In Katuk’s case, it seems like traditionally, the most common way of consuming is by cooking the tender tops. In particular, it appears to be a food commonly consumed by women looking to improve lactation after giving birth.
My suggestion is to consume it in moderation. Snack it in the garden, throw a handful in a salad, or cook a couple of Katuk tips, but don’t consume in excess. Remember that many edible plants are also dangerous in excess. Moringa, Brazil Nuts, and even Spinach can be harmful if consumed in excess. Toxicity in large quantities is not something unique to this plant.
Agronomic Uses For Katuk
As Livestock Forage

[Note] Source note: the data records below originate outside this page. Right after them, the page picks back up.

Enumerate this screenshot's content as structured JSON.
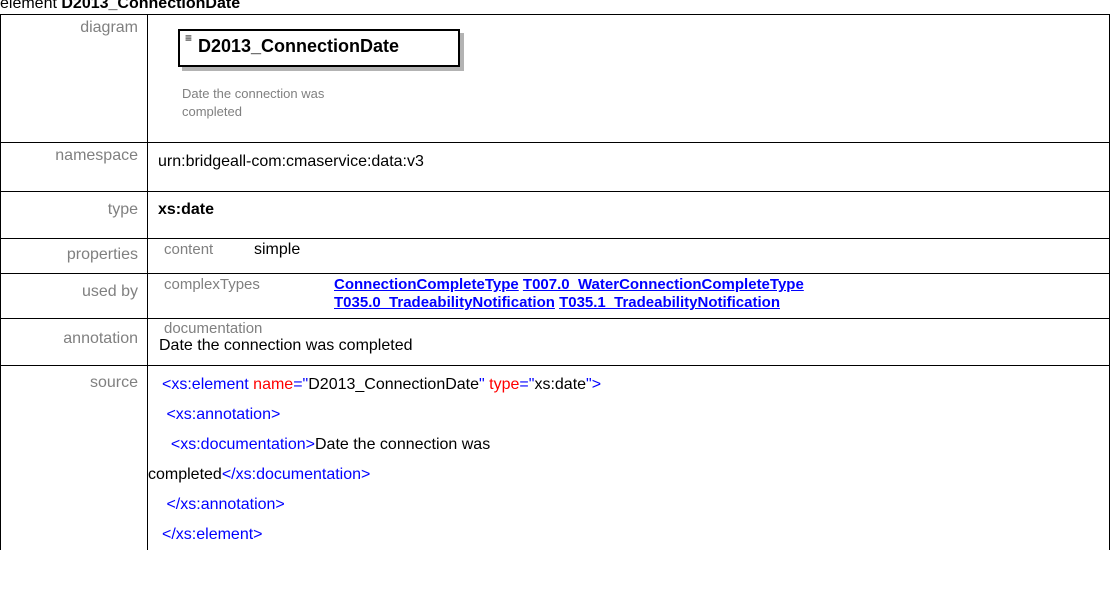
{
  "heading": {
    "prefix": "element",
    "name": "D2013_ConnectionDate"
  },
  "rows": {
    "diagram": {
      "label": "diagram",
      "box_icon": "≡",
      "box_name": "D2013_ConnectionDate",
      "note_line1": "Date the connection was",
      "note_line2": "completed"
    },
    "namespace": {
      "label": "namespace",
      "value": "urn:bridgeall-com:cmaservice:data:v3"
    },
    "type": {
      "label": "type",
      "value": "xs:date"
    },
    "properties": {
      "label": "properties",
      "key": "content",
      "value": "simple"
    },
    "used_by": {
      "label": "used by",
      "key": "complexTypes",
      "links": [
        "ConnectionCompleteType",
        "T007.0_WaterConnectionCompleteType",
        "T035.0_TradeabilityNotification",
        "T035.1_TradeabilityNotification"
      ]
    },
    "annotation": {
      "label": "annotation",
      "key": "documentation",
      "value": "Date the connection was completed"
    },
    "source": {
      "label": "source",
      "l1_open": "<xs:element",
      "l1_attr1": "name",
      "l1_eq1": "=\"",
      "l1_val1": "D2013_ConnectionDate",
      "l1_q1": "\"",
      "l1_attr2": "type",
      "l1_eq2": "=\"",
      "l1_val2": "xs:date",
      "l1_close": "\">",
      "l2": "<xs:annotation>",
      "l3_open": "<xs:documentation>",
      "l3_text": "Date the connection was",
      "l4_text": "completed",
      "l4_close": "</xs:documentation>",
      "l5": "</xs:annotation>",
      "l6": "</xs:element>"
    }
  },
  "colors": {
    "label": "#808080",
    "link": "#0000ff",
    "xml_tag": "#0000ff",
    "xml_attr": "#ff0000"
  }
}
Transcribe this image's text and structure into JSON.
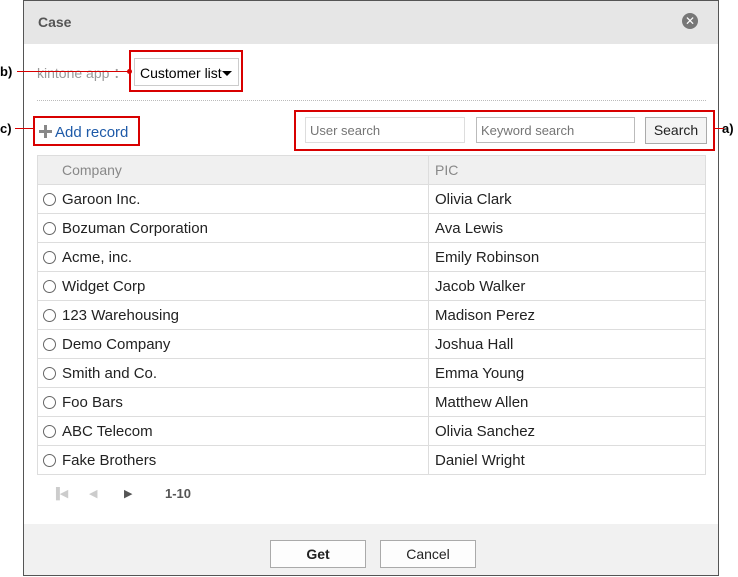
{
  "dialog": {
    "title": "Case",
    "close_icon": "close-icon"
  },
  "app_selector": {
    "label": "kintone app ：",
    "value": "Customer list"
  },
  "toolbar": {
    "add_record_label": "Add record",
    "user_search_placeholder": "User search",
    "keyword_search_placeholder": "Keyword search",
    "search_label": "Search"
  },
  "table": {
    "columns": [
      "Company",
      "PIC"
    ],
    "rows": [
      {
        "company": "Garoon Inc.",
        "pic": "Olivia Clark"
      },
      {
        "company": "Bozuman Corporation",
        "pic": "Ava Lewis"
      },
      {
        "company": "Acme, inc.",
        "pic": "Emily Robinson"
      },
      {
        "company": "Widget Corp",
        "pic": "Jacob Walker"
      },
      {
        "company": "123 Warehousing",
        "pic": "Madison Perez"
      },
      {
        "company": "Demo Company",
        "pic": "Joshua Hall"
      },
      {
        "company": "Smith and Co.",
        "pic": "Emma Young"
      },
      {
        "company": "Foo Bars",
        "pic": "Matthew Allen"
      },
      {
        "company": "ABC Telecom",
        "pic": "Olivia Sanchez"
      },
      {
        "company": "Fake Brothers",
        "pic": "Daniel Wright"
      }
    ]
  },
  "pagination": {
    "range": "1-10"
  },
  "footer": {
    "get_label": "Get",
    "cancel_label": "Cancel"
  },
  "annotations": {
    "a": "a)",
    "b": "b)",
    "c": "c)",
    "color": "#d80000"
  }
}
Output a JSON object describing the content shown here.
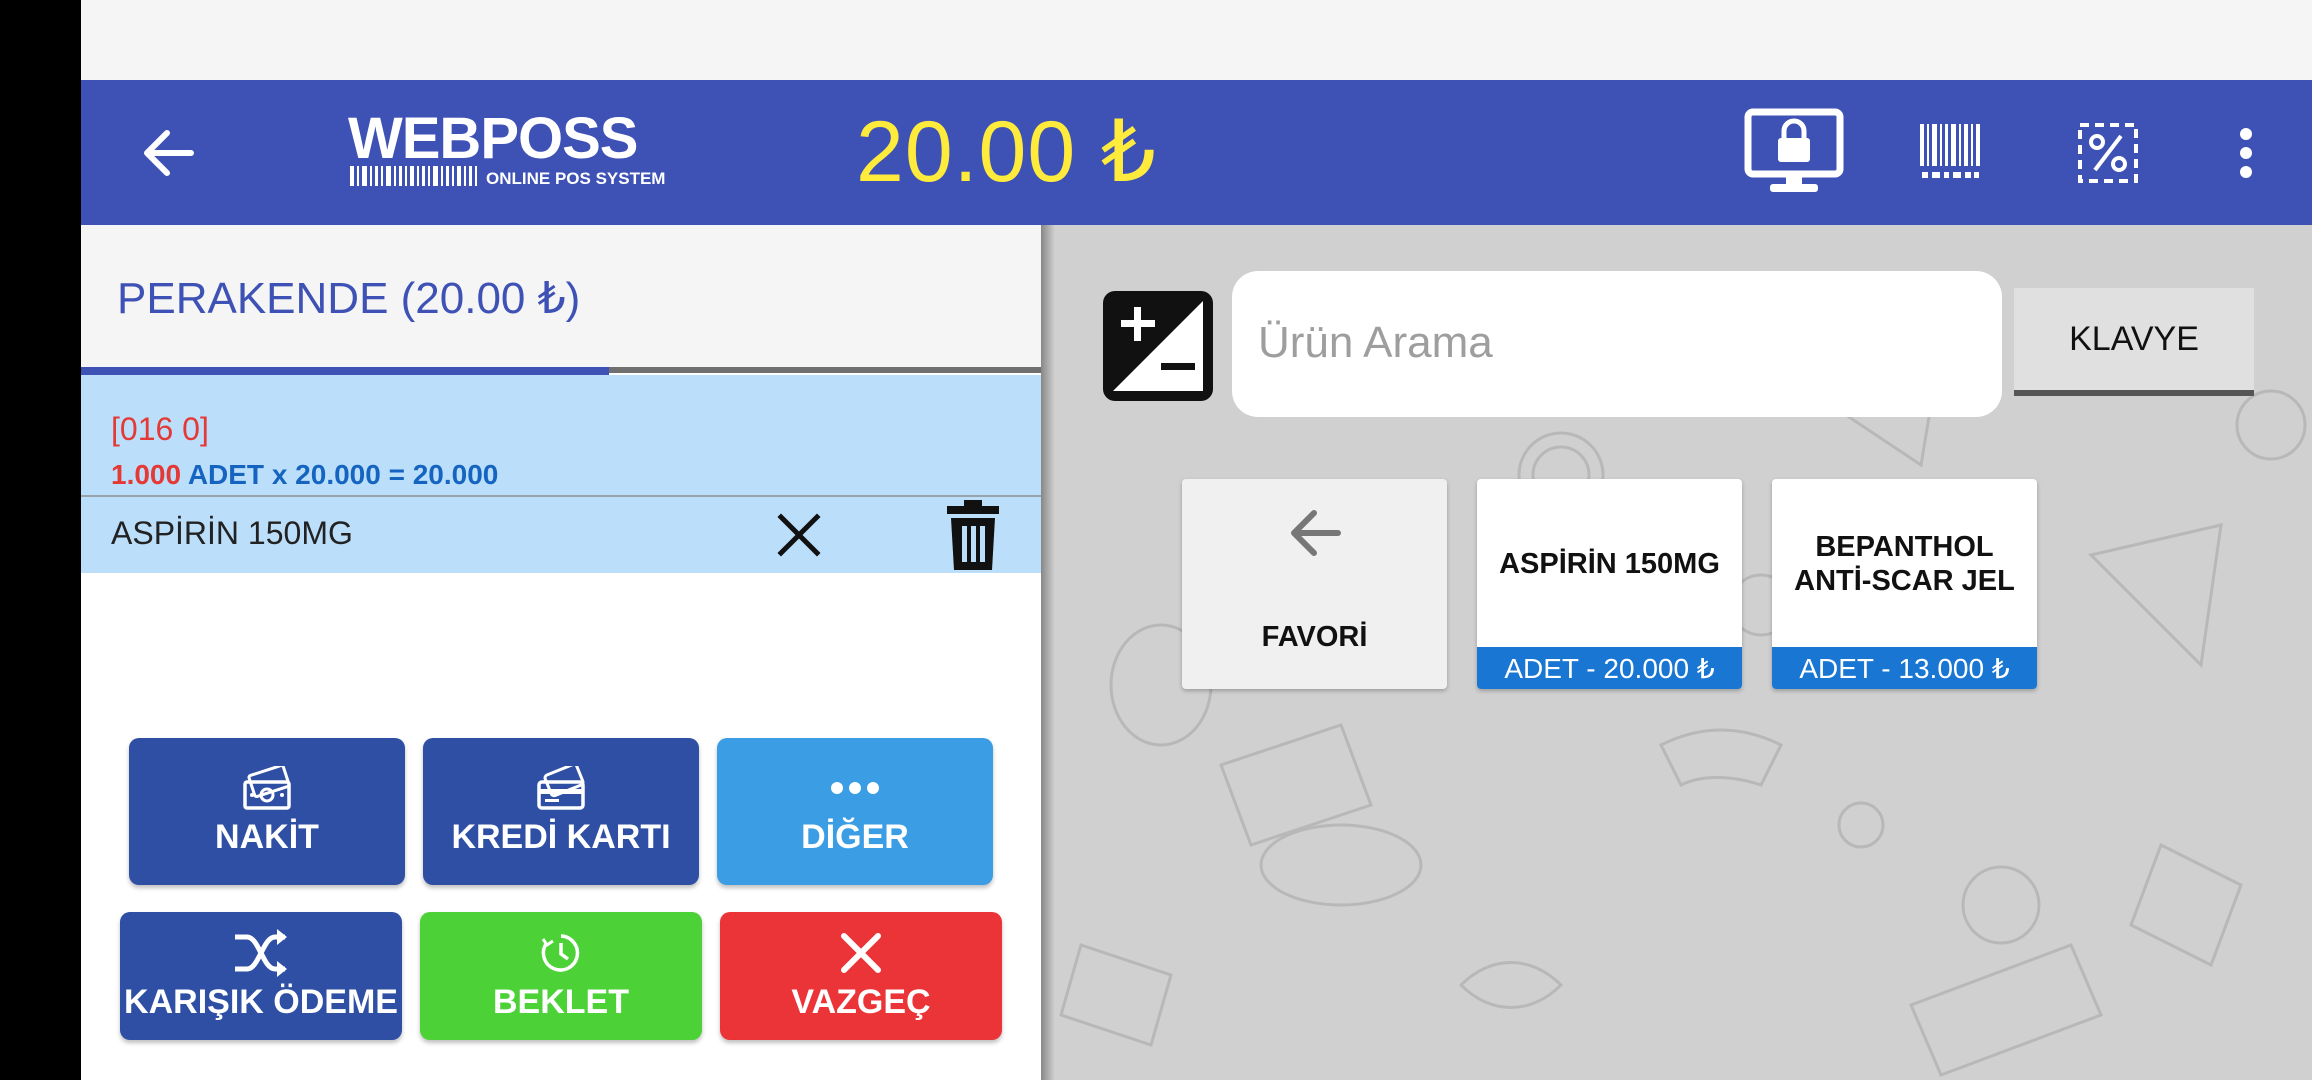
{
  "header": {
    "logo_main": "WEBPOSS",
    "logo_sub": "ONLINE POS SYSTEM",
    "total": "20.00 ₺",
    "icons": [
      "back-arrow-icon",
      "lock-monitor-icon",
      "barcode-icon",
      "discount-percent-icon",
      "more-vert-icon"
    ],
    "accent_color": "#3e51b5",
    "total_color": "#ffeb3b"
  },
  "customer": {
    "label": "PERAKENDE (20.00 ₺)"
  },
  "cart": {
    "items": [
      {
        "code": "[016 0]",
        "quantity": "1.000",
        "calculation": " ADET x 20.000 = 20.000",
        "name": "ASPİRİN 150MG"
      }
    ]
  },
  "payment_buttons": {
    "cash": "NAKİT",
    "credit_card": "KREDİ KARTI",
    "other": "DİĞER",
    "mixed": "KARIŞIK ÖDEME",
    "hold": "BEKLET",
    "cancel": "VAZGEÇ",
    "colors": {
      "primary": "#2e4fa3",
      "other": "#3b9de3",
      "hold": "#4cd137",
      "cancel": "#eb3437"
    }
  },
  "search": {
    "placeholder": "Ürün Arama",
    "keyboard_button": "KLAVYE"
  },
  "products": {
    "favorite_tile": "FAVORİ",
    "tiles": [
      {
        "name": "ASPİRİN 150MG",
        "price": "ADET - 20.000 ₺"
      },
      {
        "name_line1": "BEPANTHOL",
        "name_line2": "ANTİ-SCAR JEL",
        "price": "ADET - 13.000 ₺"
      }
    ],
    "price_bar_color": "#1976d2"
  }
}
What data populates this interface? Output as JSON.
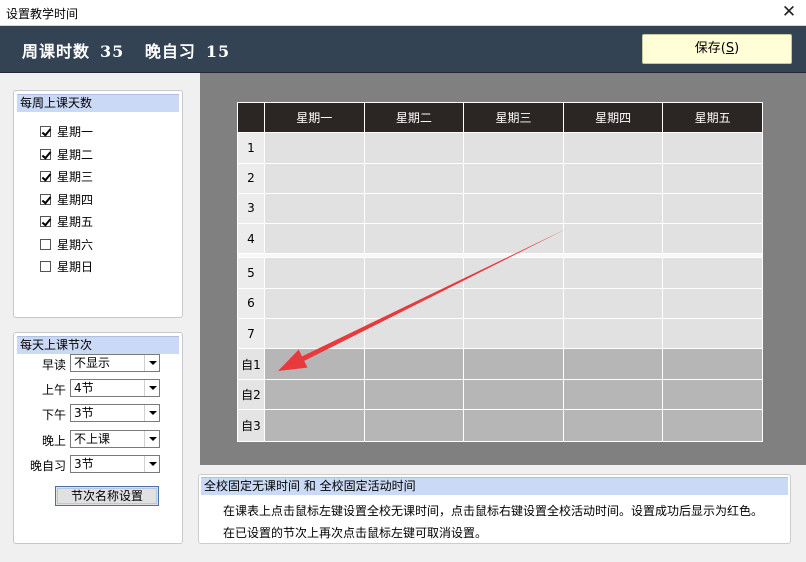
{
  "window": {
    "title": "设置教学时间",
    "close_label": "✕"
  },
  "header": {
    "weekly_label": "周课时数",
    "weekly_value": "35",
    "evening_label": "晚自习",
    "evening_value": "15",
    "save_label": "保存(",
    "save_key": "S",
    "save_suffix": ")"
  },
  "days_panel": {
    "title": "每周上课天数",
    "days": [
      {
        "label": "星期一",
        "checked": true
      },
      {
        "label": "星期二",
        "checked": true
      },
      {
        "label": "星期三",
        "checked": true
      },
      {
        "label": "星期四",
        "checked": true
      },
      {
        "label": "星期五",
        "checked": true
      },
      {
        "label": "星期六",
        "checked": false
      },
      {
        "label": "星期日",
        "checked": false
      }
    ]
  },
  "periods_panel": {
    "title": "每天上课节次",
    "rows": [
      {
        "label": "早读",
        "value": "不显示"
      },
      {
        "label": "上午",
        "value": "4节"
      },
      {
        "label": "下午",
        "value": "3节"
      },
      {
        "label": "晚上",
        "value": "不上课"
      },
      {
        "label": "晚自习",
        "value": "3节"
      }
    ],
    "rename_button": "节次名称设置"
  },
  "grid": {
    "columns": [
      "星期一",
      "星期二",
      "星期三",
      "星期四",
      "星期五"
    ],
    "rows": [
      "1",
      "2",
      "3",
      "4",
      "5",
      "6",
      "7",
      "自1",
      "自2",
      "自3"
    ]
  },
  "notes": {
    "title": "全校固定无课时间 和 全校固定活动时间",
    "line1": "在课表上点击鼠标左键设置全校无课时间，点击鼠标右键设置全校活动时间。设置成功后显示为红色。",
    "line2": "在已设置的节次上再次点击鼠标左键可取消设置。"
  },
  "colors": {
    "header_bg": "#344354",
    "annotation_arrow": "#e8393d",
    "group_title_bg": "#cad9f5"
  }
}
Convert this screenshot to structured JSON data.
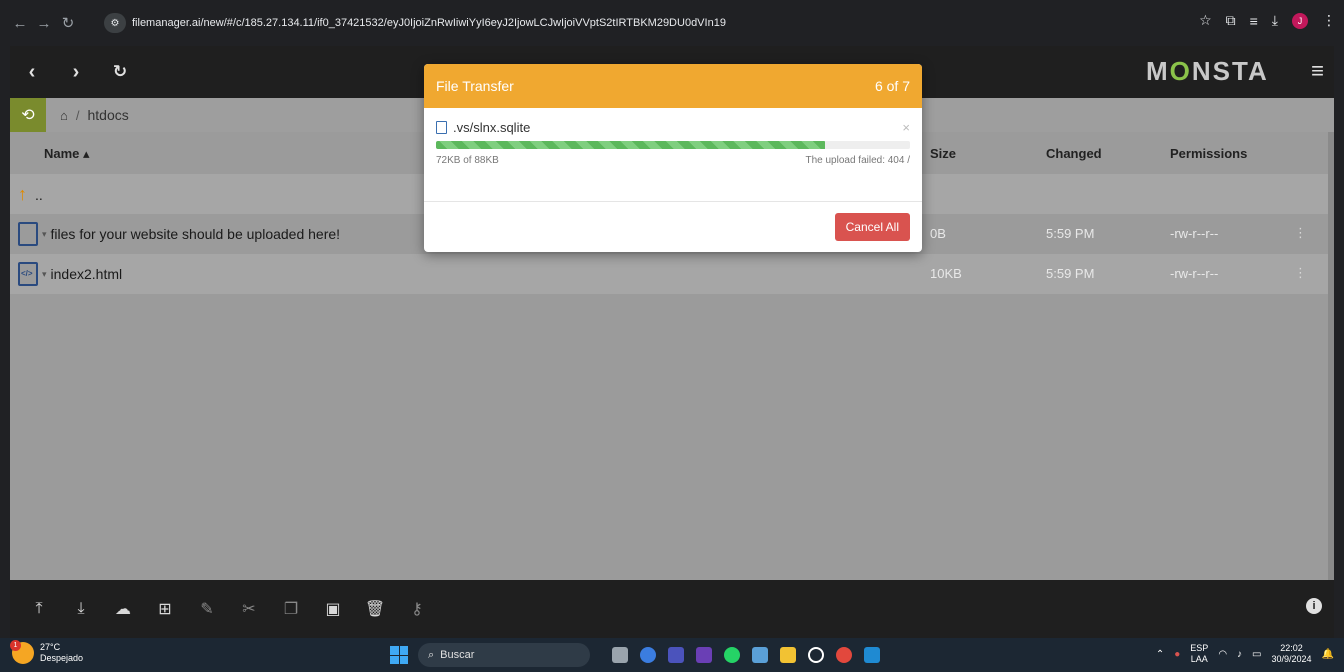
{
  "browser": {
    "url": "filemanager.ai/new/#/c/185.27.134.11/if0_37421532/eyJ0IjoiZnRwIiwiYyI6eyJ2IjowLCJwIjoiVVptS2tIRTBKM29DU0dVIn19",
    "profile_initial": "J"
  },
  "app": {
    "logo_prefix": "M",
    "logo_o": "O",
    "logo_suffix": "NSTA"
  },
  "breadcrumb": {
    "current": "htdocs",
    "separator": "/"
  },
  "file_list": {
    "columns": {
      "name": "Name ▴",
      "size": "Size",
      "changed": "Changed",
      "permissions": "Permissions"
    },
    "parent_label": "..",
    "rows": [
      {
        "name": "files for your website should be uploaded here!",
        "size": "0B",
        "changed": "5:59 PM",
        "permissions": "-rw-r--r--"
      },
      {
        "name": "index2.html",
        "size": "10KB",
        "changed": "5:59 PM",
        "permissions": "-rw-r--r--"
      }
    ]
  },
  "dialog": {
    "title": "File Transfer",
    "counter": "6 of 7",
    "file_name": ".vs/slnx.sqlite",
    "close_glyph": "×",
    "progress_fraction": 0.82,
    "transferred": "72KB of 88KB",
    "status": "The upload failed: 404 /",
    "cancel_label": "Cancel All"
  },
  "taskbar": {
    "weather_temp": "27°C",
    "weather_desc": "Despejado",
    "weather_badge": "1",
    "search_placeholder": "Buscar",
    "lang_top": "ESP",
    "lang_bottom": "LAA",
    "time": "22:02",
    "date": "30/9/2024"
  },
  "colors": {
    "dialog_header": "#f0a830",
    "cancel_button": "#d9534f",
    "progress": "#5cb85c",
    "logo_accent": "#8bc34a"
  }
}
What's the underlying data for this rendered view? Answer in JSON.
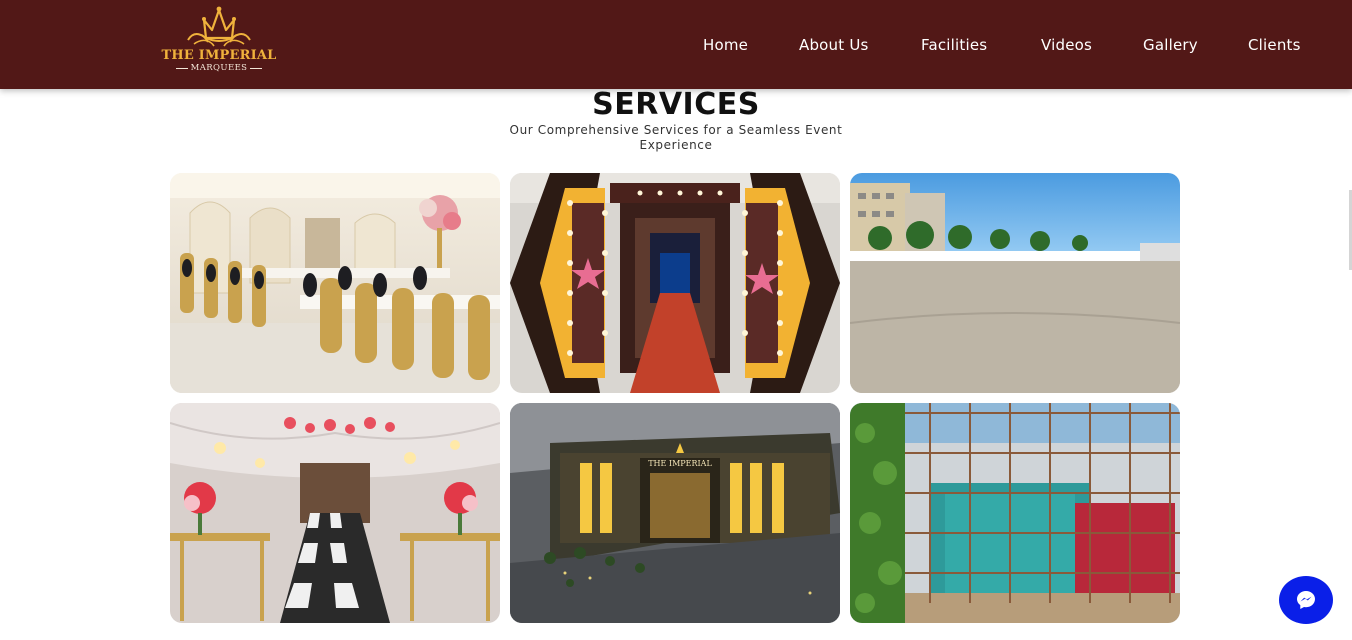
{
  "brand": {
    "name": "THE IMPERIAL",
    "tagline": "MARQUEES"
  },
  "nav": {
    "items": [
      {
        "label": "Home"
      },
      {
        "label": "About Us"
      },
      {
        "label": "Facilities"
      },
      {
        "label": "Videos"
      },
      {
        "label": "Gallery"
      },
      {
        "label": "Clients"
      }
    ]
  },
  "services": {
    "title": "SERVICES",
    "subtitle": "Our Comprehensive Services for a Seamless Event Experience",
    "signage_text": "THE IMPERIAL"
  },
  "icons": {
    "logo": "crown-icon",
    "chat": "messenger-icon"
  },
  "colors": {
    "navbar": "#521817",
    "logo_gold": "#f0b23c",
    "chat_button": "#0a1fe8"
  }
}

Katuk can serve as excellent animal feed. Either as forage for goats and cows or as a leafy green for chickens. The high protein levels make a great addition to the animal’s diet. You can plant a row of Katuk along the fence of a chicken coop or animal pen for effortless access.
Katuk works great as a chop and drop or green mulch. You can make hedges or plant them alongside other large perennials. Its biomass is full of nitrogen and minerals making it an excellent option for improving soil quality. It can be placed on a pile and chopped finely to speed up decomposition and improve the aesthetic look of the mulch. It can also make a great addition to compost
If you utilize fermented plant juices as a regime in your garden/farm then Katuk makes an excellent primary material. To conduct this I recommend only using leaves. Large quantities of leaves can be easily harvested by pulling the branches through a clasped hand starting near the main stem. This way all the leaves easily snap off, leaving the branch defoliated. Use these leaves as you would any other biomass in your fermented plant juice recipe.
Katuk is a wonderful plant. It’s not fussy, grows quickly, and is versatile in its uses. The aesthetic nature alone makes it a welcoming presence in a garden or farm. Not to mention they make a nice leafy snack to enjoy fresh off the plant. If you’re not so much into eating it then it’s also a wonderful source of nutrient-rich biomass. What is not to like about that?